§ WHAT YOU WILL DO
State only how many lines below include the string "name".

----- DATA LISTING

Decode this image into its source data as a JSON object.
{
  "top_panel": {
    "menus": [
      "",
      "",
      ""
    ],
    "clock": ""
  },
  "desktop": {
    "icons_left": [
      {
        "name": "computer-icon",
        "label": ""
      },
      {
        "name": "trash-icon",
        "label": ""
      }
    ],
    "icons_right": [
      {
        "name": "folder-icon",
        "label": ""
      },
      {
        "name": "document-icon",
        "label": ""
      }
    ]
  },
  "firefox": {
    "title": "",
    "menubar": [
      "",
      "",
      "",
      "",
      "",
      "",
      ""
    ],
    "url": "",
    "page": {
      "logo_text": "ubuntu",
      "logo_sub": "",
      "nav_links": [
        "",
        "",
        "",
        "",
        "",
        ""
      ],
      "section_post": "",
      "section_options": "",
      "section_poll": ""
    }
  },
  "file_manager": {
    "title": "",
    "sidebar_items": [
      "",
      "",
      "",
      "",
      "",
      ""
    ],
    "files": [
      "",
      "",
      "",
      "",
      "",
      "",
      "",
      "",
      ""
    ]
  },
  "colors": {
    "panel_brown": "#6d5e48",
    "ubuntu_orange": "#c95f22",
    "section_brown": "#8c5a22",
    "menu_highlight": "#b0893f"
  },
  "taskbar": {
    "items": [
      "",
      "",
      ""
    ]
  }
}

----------

§ SOLVED PROBLEM
4